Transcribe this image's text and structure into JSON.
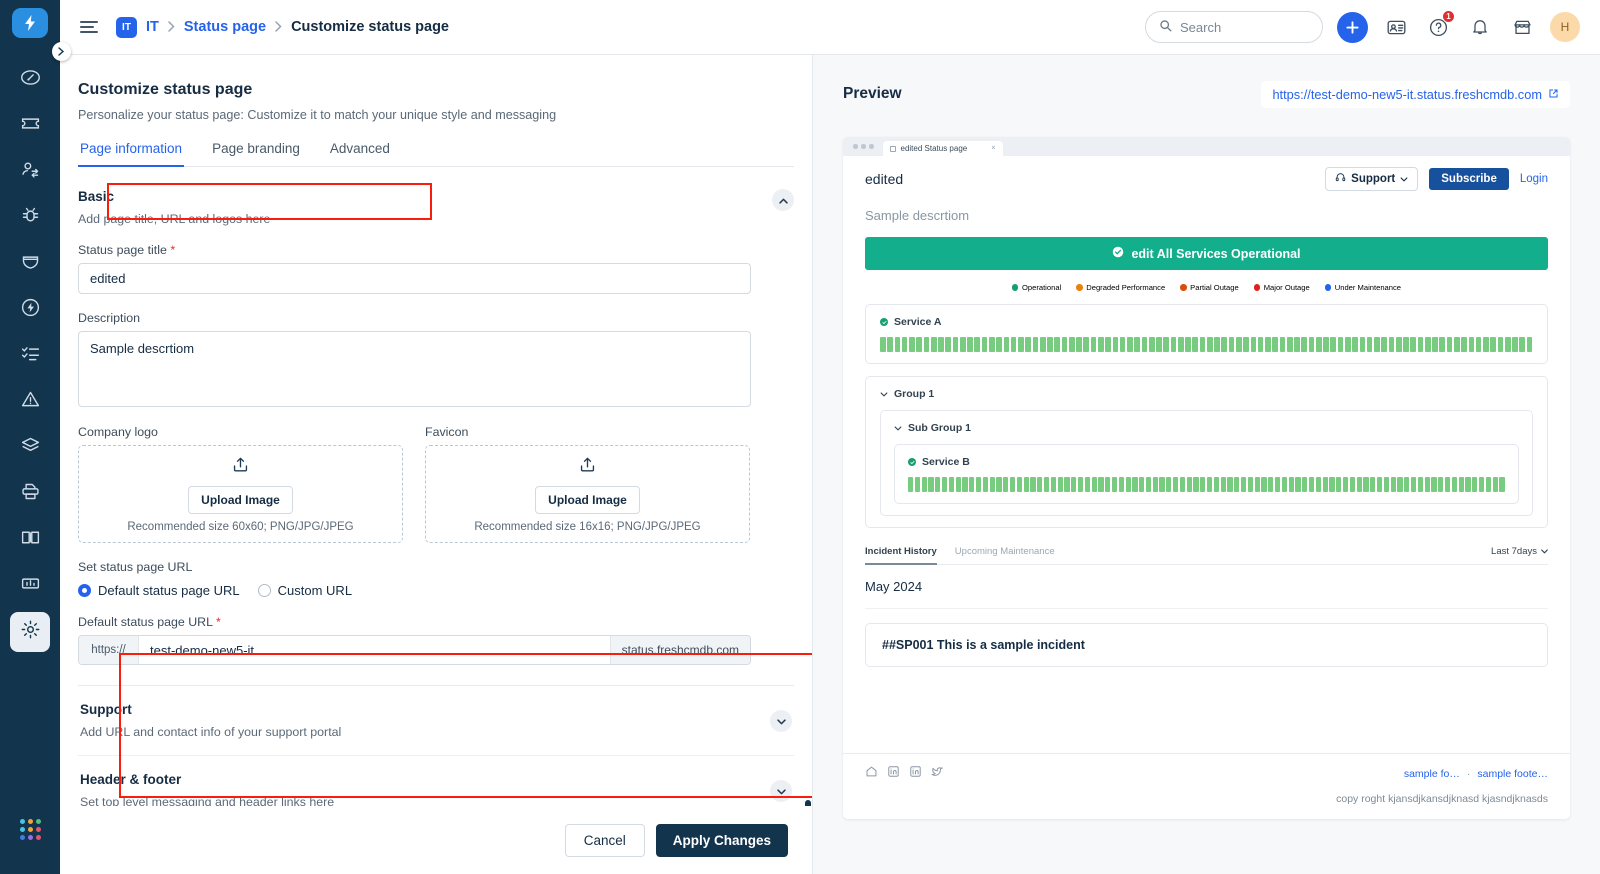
{
  "sidebar": {
    "logo_icon": "lightning-logo",
    "expand_icon": "chevron-right-icon",
    "items": [
      {
        "name": "dashboard",
        "icon": "gauge-icon",
        "has_menu": false
      },
      {
        "name": "tickets",
        "icon": "ticket-icon",
        "has_menu": true
      },
      {
        "name": "contacts",
        "icon": "contacts-switch-icon",
        "has_menu": true
      },
      {
        "name": "problems",
        "icon": "bug-icon",
        "has_menu": false
      },
      {
        "name": "changes",
        "icon": "shield-icon",
        "has_menu": false
      },
      {
        "name": "releases",
        "icon": "flash-circle-icon",
        "has_menu": false
      },
      {
        "name": "tasks",
        "icon": "checklist-icon",
        "has_menu": false
      },
      {
        "name": "alerts",
        "icon": "alert-triangle-icon",
        "has_menu": true
      },
      {
        "name": "assets",
        "icon": "layers-icon",
        "has_menu": true
      },
      {
        "name": "inventory",
        "icon": "printer-icon",
        "has_menu": true
      },
      {
        "name": "solutions",
        "icon": "book-icon",
        "has_menu": false
      },
      {
        "name": "analytics",
        "icon": "bar-chart-icon",
        "has_menu": true
      },
      {
        "name": "admin",
        "icon": "gear-icon",
        "has_menu": false,
        "active": true
      }
    ],
    "app_switcher_icon": "grid-dots-icon",
    "app_switcher_colors": [
      "#4ac4e8",
      "#f0a43a",
      "#55c07b",
      "#4ac4e8",
      "#f0a43a",
      "#e05570",
      "#3f7fe0",
      "#9a6ee0",
      "#e05570"
    ]
  },
  "topbar": {
    "menu_icon": "hamburger-icon",
    "workspace_badge": "IT",
    "workspace_label": "IT",
    "breadcrumb_link": "Status page",
    "breadcrumb_current": "Customize status page",
    "separator": "›",
    "search_placeholder": "Search",
    "search_icon": "search-icon",
    "add_icon": "plus-icon",
    "contact_card_icon": "contact-card-icon",
    "help_icon": "help-circle-icon",
    "help_badge": "1",
    "bell_icon": "bell-icon",
    "marketplace_icon": "marketplace-icon",
    "avatar_initial": "H"
  },
  "editor": {
    "title": "Customize status page",
    "subtitle": "Personalize your status page: Customize it to match your unique style and messaging",
    "tabs": [
      {
        "label": "Page information",
        "active": true
      },
      {
        "label": "Page branding",
        "active": false
      },
      {
        "label": "Advanced",
        "active": false
      }
    ],
    "basic": {
      "title": "Basic",
      "description": "Add page title, URL and logos here",
      "collapse_icon": "chevron-up-icon"
    },
    "status_page_title": {
      "label": "Status page title",
      "required": "*",
      "value": "edited"
    },
    "description": {
      "label": "Description",
      "value": "Sample descrtiom"
    },
    "company_logo": {
      "label": "Company logo",
      "upload_icon": "upload-icon",
      "button": "Upload Image",
      "hint": "Recommended size 60x60; PNG/JPG/JPEG"
    },
    "favicon": {
      "label": "Favicon",
      "upload_icon": "upload-icon",
      "button": "Upload Image",
      "hint": "Recommended size 16x16; PNG/JPG/JPEG"
    },
    "url_section": {
      "label": "Set status page URL",
      "options": [
        {
          "label": "Default status page URL",
          "selected": true
        },
        {
          "label": "Custom URL",
          "selected": false
        }
      ],
      "field_label": "Default status page URL",
      "required": "*",
      "prefix": "https://",
      "value": "test-demo-new5-it",
      "suffix": "status.freshcmdb.com"
    },
    "collapsed_sections": [
      {
        "title": "Support",
        "description": "Add URL and contact info of your support portal",
        "chevron": "chevron-down-icon"
      },
      {
        "title": "Header & footer",
        "description": "Set top level messaging and header links here",
        "chevron": "chevron-down-icon"
      }
    ],
    "footer": {
      "cancel": "Cancel",
      "apply": "Apply Changes"
    },
    "annotation_color": "#f81d0c"
  },
  "preview": {
    "title": "Preview",
    "url": "https://test-demo-new5-it.status.freshcmdb.com",
    "external_icon": "external-link-icon",
    "browser_tab": "edited Status page",
    "browser_tab_close": "×",
    "status_page": {
      "logo_text": "edited",
      "support_button": "Support",
      "support_icon": "headset-icon",
      "support_chevron": "chevron-down-icon",
      "subscribe_button": "Subscribe",
      "login_link": "Login",
      "description": "Sample descrtiom",
      "banner_text": "edit All Services Operational",
      "banner_icon": "check-circle-icon",
      "banner_color": "#13ae8b",
      "legend": [
        {
          "label": "Operational",
          "color": "#14a06f"
        },
        {
          "label": "Degraded Performance",
          "color": "#e8820c"
        },
        {
          "label": "Partial Outage",
          "color": "#d94f0a"
        },
        {
          "label": "Major Outage",
          "color": "#e02020"
        },
        {
          "label": "Under Maintenance",
          "color": "#2663eb"
        }
      ],
      "services": [
        {
          "name": "Service A",
          "status_icon": "check-circle-icon",
          "bar_color": "#77cc7f",
          "bar_count": 90
        }
      ],
      "group": {
        "name": "Group 1",
        "chevron": "chevron-down-icon",
        "sub_group": {
          "name": "Sub Group 1",
          "chevron": "chevron-down-icon",
          "services": [
            {
              "name": "Service B",
              "status_icon": "check-circle-icon",
              "bar_color": "#77cc7f",
              "bar_count": 88
            }
          ]
        }
      },
      "incident_tabs": [
        {
          "label": "Incident History",
          "active": true
        },
        {
          "label": "Upcoming Maintenance",
          "active": false
        }
      ],
      "range_label": "Last 7days",
      "range_chevron": "chevron-down-icon",
      "month": "May 2024",
      "incidents": [
        {
          "title": "##SP001 This is a sample incident"
        }
      ],
      "footer_icons": [
        "home-icon",
        "linkedin-icon",
        "linkedin-icon",
        "twitter-icon"
      ],
      "footer_links": [
        "sample fo…",
        "sample foote…"
      ],
      "footer_sep": "·",
      "copyright": "copy roght kjansdjkansdjknasd kjasndjknasds"
    }
  }
}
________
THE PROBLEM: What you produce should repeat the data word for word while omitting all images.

ANSWER FOR THE TASK:
Transcribe this image's text and structure into JSON.
{
  "sidebar": {
    "logo_icon": "lightning-logo",
    "expand_icon": "chevron-right-icon",
    "items": [
      {
        "name": "dashboard",
        "icon": "gauge-icon",
        "has_menu": false
      },
      {
        "name": "tickets",
        "icon": "ticket-icon",
        "has_menu": true
      },
      {
        "name": "contacts",
        "icon": "contacts-switch-icon",
        "has_menu": true
      },
      {
        "name": "problems",
        "icon": "bug-icon",
        "has_menu": false
      },
      {
        "name": "changes",
        "icon": "shield-icon",
        "has_menu": false
      },
      {
        "name": "releases",
        "icon": "flash-circle-icon",
        "has_menu": false
      },
      {
        "name": "tasks",
        "icon": "checklist-icon",
        "has_menu": false
      },
      {
        "name": "alerts",
        "icon": "alert-triangle-icon",
        "has_menu": true
      },
      {
        "name": "assets",
        "icon": "layers-icon",
        "has_menu": true
      },
      {
        "name": "inventory",
        "icon": "printer-icon",
        "has_menu": true
      },
      {
        "name": "solutions",
        "icon": "book-icon",
        "has_menu": false
      },
      {
        "name": "analytics",
        "icon": "bar-chart-icon",
        "has_menu": true
      },
      {
        "name": "admin",
        "icon": "gear-icon",
        "has_menu": false,
        "active": true
      }
    ],
    "app_switcher_icon": "grid-dots-icon",
    "app_switcher_colors": [
      "#4ac4e8",
      "#f0a43a",
      "#55c07b",
      "#4ac4e8",
      "#f0a43a",
      "#e05570",
      "#3f7fe0",
      "#9a6ee0",
      "#e05570"
    ]
  },
  "topbar": {
    "menu_icon": "hamburger-icon",
    "workspace_badge": "IT",
    "workspace_label": "IT",
    "breadcrumb_link": "Status page",
    "breadcrumb_current": "Customize status page",
    "separator": "›",
    "search_placeholder": "Search",
    "search_icon": "search-icon",
    "add_icon": "plus-icon",
    "contact_card_icon": "contact-card-icon",
    "help_icon": "help-circle-icon",
    "help_badge": "1",
    "bell_icon": "bell-icon",
    "marketplace_icon": "marketplace-icon",
    "avatar_initial": "H"
  },
  "editor": {
    "title": "Customize status page",
    "subtitle": "Personalize your status page: Customize it to match your unique style and messaging",
    "tabs": [
      {
        "label": "Page information",
        "active": true
      },
      {
        "label": "Page branding",
        "active": false
      },
      {
        "label": "Advanced",
        "active": false
      }
    ],
    "basic": {
      "title": "Basic",
      "description": "Add page title, URL and logos here",
      "collapse_icon": "chevron-up-icon"
    },
    "status_page_title": {
      "label": "Status page title",
      "required": "*",
      "value": "edited"
    },
    "description": {
      "label": "Description",
      "value": "Sample descrtiom"
    },
    "company_logo": {
      "label": "Company logo",
      "upload_icon": "upload-icon",
      "button": "Upload Image",
      "hint": "Recommended size 60x60; PNG/JPG/JPEG"
    },
    "favicon": {
      "label": "Favicon",
      "upload_icon": "upload-icon",
      "button": "Upload Image",
      "hint": "Recommended size 16x16; PNG/JPG/JPEG"
    },
    "url_section": {
      "label": "Set status page URL",
      "options": [
        {
          "label": "Default status page URL",
          "selected": true
        },
        {
          "label": "Custom URL",
          "selected": false
        }
      ],
      "field_label": "Default status page URL",
      "required": "*",
      "prefix": "https://",
      "value": "test-demo-new5-it",
      "suffix": "status.freshcmdb.com"
    },
    "collapsed_sections": [
      {
        "title": "Support",
        "description": "Add URL and contact info of your support portal",
        "chevron": "chevron-down-icon"
      },
      {
        "title": "Header & footer",
        "description": "Set top level messaging and header links here",
        "chevron": "chevron-down-icon"
      }
    ],
    "footer": {
      "cancel": "Cancel",
      "apply": "Apply Changes"
    },
    "annotation_color": "#f81d0c"
  },
  "preview": {
    "title": "Preview",
    "url": "https://test-demo-new5-it.status.freshcmdb.com",
    "external_icon": "external-link-icon",
    "browser_tab": "edited Status page",
    "browser_tab_close": "×",
    "status_page": {
      "logo_text": "edited",
      "support_button": "Support",
      "support_icon": "headset-icon",
      "support_chevron": "chevron-down-icon",
      "subscribe_button": "Subscribe",
      "login_link": "Login",
      "description": "Sample descrtiom",
      "banner_text": "edit All Services Operational",
      "banner_icon": "check-circle-icon",
      "banner_color": "#13ae8b",
      "legend": [
        {
          "label": "Operational",
          "color": "#14a06f"
        },
        {
          "label": "Degraded Performance",
          "color": "#e8820c"
        },
        {
          "label": "Partial Outage",
          "color": "#d94f0a"
        },
        {
          "label": "Major Outage",
          "color": "#e02020"
        },
        {
          "label": "Under Maintenance",
          "color": "#2663eb"
        }
      ],
      "services": [
        {
          "name": "Service A",
          "status_icon": "check-circle-icon",
          "bar_color": "#77cc7f",
          "bar_count": 90
        }
      ],
      "group": {
        "name": "Group 1",
        "chevron": "chevron-down-icon",
        "sub_group": {
          "name": "Sub Group 1",
          "chevron": "chevron-down-icon",
          "services": [
            {
              "name": "Service B",
              "status_icon": "check-circle-icon",
              "bar_color": "#77cc7f",
              "bar_count": 88
            }
          ]
        }
      },
      "incident_tabs": [
        {
          "label": "Incident History",
          "active": true
        },
        {
          "label": "Upcoming Maintenance",
          "active": false
        }
      ],
      "range_label": "Last 7days",
      "range_chevron": "chevron-down-icon",
      "month": "May 2024",
      "incidents": [
        {
          "title": "##SP001 This is a sample incident"
        }
      ],
      "footer_icons": [
        "home-icon",
        "linkedin-icon",
        "linkedin-icon",
        "twitter-icon"
      ],
      "footer_links": [
        "sample fo…",
        "sample foote…"
      ],
      "footer_sep": "·",
      "copyright": "copy roght kjansdjkansdjknasd kjasndjknasds"
    }
  }
}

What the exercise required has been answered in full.